• [Records shown]:
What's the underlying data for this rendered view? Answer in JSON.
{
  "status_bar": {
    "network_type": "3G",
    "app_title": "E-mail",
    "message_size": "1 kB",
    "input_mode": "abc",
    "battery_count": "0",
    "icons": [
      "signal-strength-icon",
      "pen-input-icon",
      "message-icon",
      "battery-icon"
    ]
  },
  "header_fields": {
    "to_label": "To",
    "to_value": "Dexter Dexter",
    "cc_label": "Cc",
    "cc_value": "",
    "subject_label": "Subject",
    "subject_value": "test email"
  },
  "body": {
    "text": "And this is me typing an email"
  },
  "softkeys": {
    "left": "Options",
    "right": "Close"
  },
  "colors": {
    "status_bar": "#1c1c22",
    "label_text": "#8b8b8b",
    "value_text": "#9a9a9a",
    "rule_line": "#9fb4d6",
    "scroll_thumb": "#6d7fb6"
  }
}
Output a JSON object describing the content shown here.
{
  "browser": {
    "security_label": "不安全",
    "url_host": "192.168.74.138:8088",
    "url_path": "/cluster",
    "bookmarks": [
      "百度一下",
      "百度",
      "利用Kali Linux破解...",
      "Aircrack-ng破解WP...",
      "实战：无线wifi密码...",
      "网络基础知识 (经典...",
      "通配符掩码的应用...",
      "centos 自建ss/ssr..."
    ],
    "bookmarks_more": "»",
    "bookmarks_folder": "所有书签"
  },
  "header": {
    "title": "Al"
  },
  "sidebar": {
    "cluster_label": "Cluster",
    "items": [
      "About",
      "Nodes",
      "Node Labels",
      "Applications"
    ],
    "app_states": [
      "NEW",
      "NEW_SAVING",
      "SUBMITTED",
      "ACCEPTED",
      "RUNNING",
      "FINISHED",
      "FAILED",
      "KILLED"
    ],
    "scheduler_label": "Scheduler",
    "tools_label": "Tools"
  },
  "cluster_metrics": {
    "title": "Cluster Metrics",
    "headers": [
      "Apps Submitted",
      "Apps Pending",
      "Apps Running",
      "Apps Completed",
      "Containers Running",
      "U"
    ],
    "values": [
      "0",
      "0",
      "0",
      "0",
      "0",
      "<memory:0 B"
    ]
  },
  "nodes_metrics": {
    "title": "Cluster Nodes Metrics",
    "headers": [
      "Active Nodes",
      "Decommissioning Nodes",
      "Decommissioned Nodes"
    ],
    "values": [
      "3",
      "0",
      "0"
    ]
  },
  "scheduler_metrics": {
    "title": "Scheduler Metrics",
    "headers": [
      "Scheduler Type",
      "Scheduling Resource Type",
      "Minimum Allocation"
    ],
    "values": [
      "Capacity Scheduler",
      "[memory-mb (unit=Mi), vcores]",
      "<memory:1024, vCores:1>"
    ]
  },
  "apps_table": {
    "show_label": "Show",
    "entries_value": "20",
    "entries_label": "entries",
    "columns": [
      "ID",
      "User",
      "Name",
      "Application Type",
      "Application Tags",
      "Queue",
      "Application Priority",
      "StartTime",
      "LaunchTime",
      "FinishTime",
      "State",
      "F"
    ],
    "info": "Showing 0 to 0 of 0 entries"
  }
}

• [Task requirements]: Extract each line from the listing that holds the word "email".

• [Answer to this exercise]:
    "subject_value": "test email"
    "text": "And this is me typing an email"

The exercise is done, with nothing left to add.